---------- THE RECORDS ----------
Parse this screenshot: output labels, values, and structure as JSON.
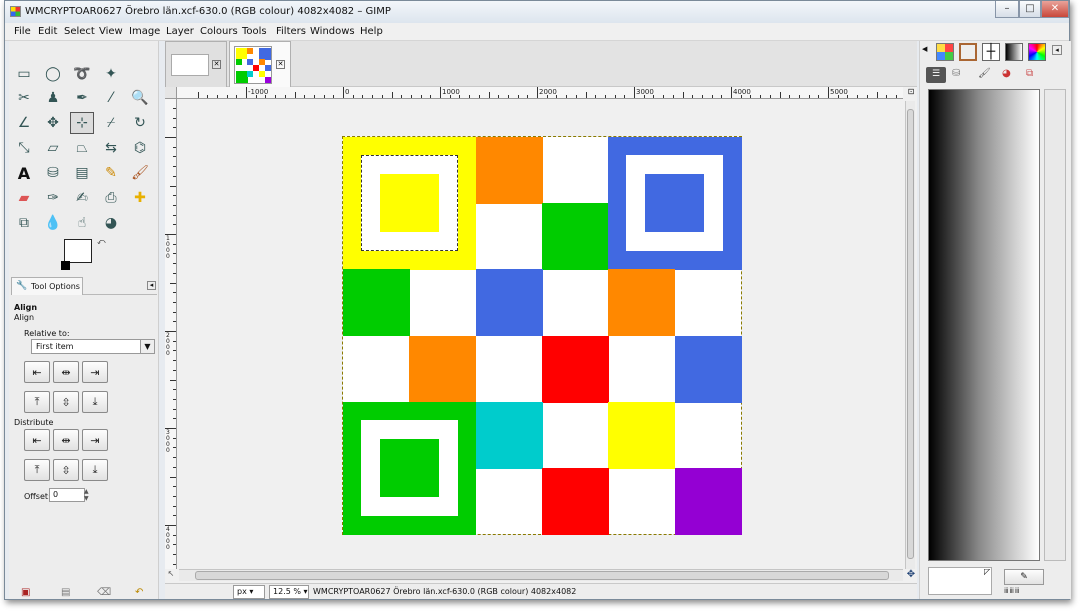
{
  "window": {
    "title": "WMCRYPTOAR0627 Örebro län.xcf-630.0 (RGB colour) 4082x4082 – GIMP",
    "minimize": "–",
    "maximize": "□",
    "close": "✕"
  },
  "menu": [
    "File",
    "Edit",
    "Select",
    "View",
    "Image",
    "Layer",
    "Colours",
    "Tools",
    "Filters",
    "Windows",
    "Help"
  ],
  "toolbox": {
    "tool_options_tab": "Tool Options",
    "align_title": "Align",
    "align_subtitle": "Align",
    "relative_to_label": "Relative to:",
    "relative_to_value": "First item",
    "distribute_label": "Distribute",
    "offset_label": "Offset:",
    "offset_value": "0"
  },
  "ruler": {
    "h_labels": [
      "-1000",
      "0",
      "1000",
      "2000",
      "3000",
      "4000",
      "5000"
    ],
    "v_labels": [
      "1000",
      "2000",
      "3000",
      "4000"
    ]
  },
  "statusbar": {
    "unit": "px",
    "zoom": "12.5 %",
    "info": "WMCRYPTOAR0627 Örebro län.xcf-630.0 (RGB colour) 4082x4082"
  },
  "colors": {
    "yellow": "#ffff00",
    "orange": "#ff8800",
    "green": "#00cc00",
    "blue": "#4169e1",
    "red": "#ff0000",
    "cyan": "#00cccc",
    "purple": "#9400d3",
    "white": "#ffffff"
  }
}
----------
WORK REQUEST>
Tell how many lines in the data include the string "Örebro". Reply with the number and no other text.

RESPONSE TO THIS TASK>
2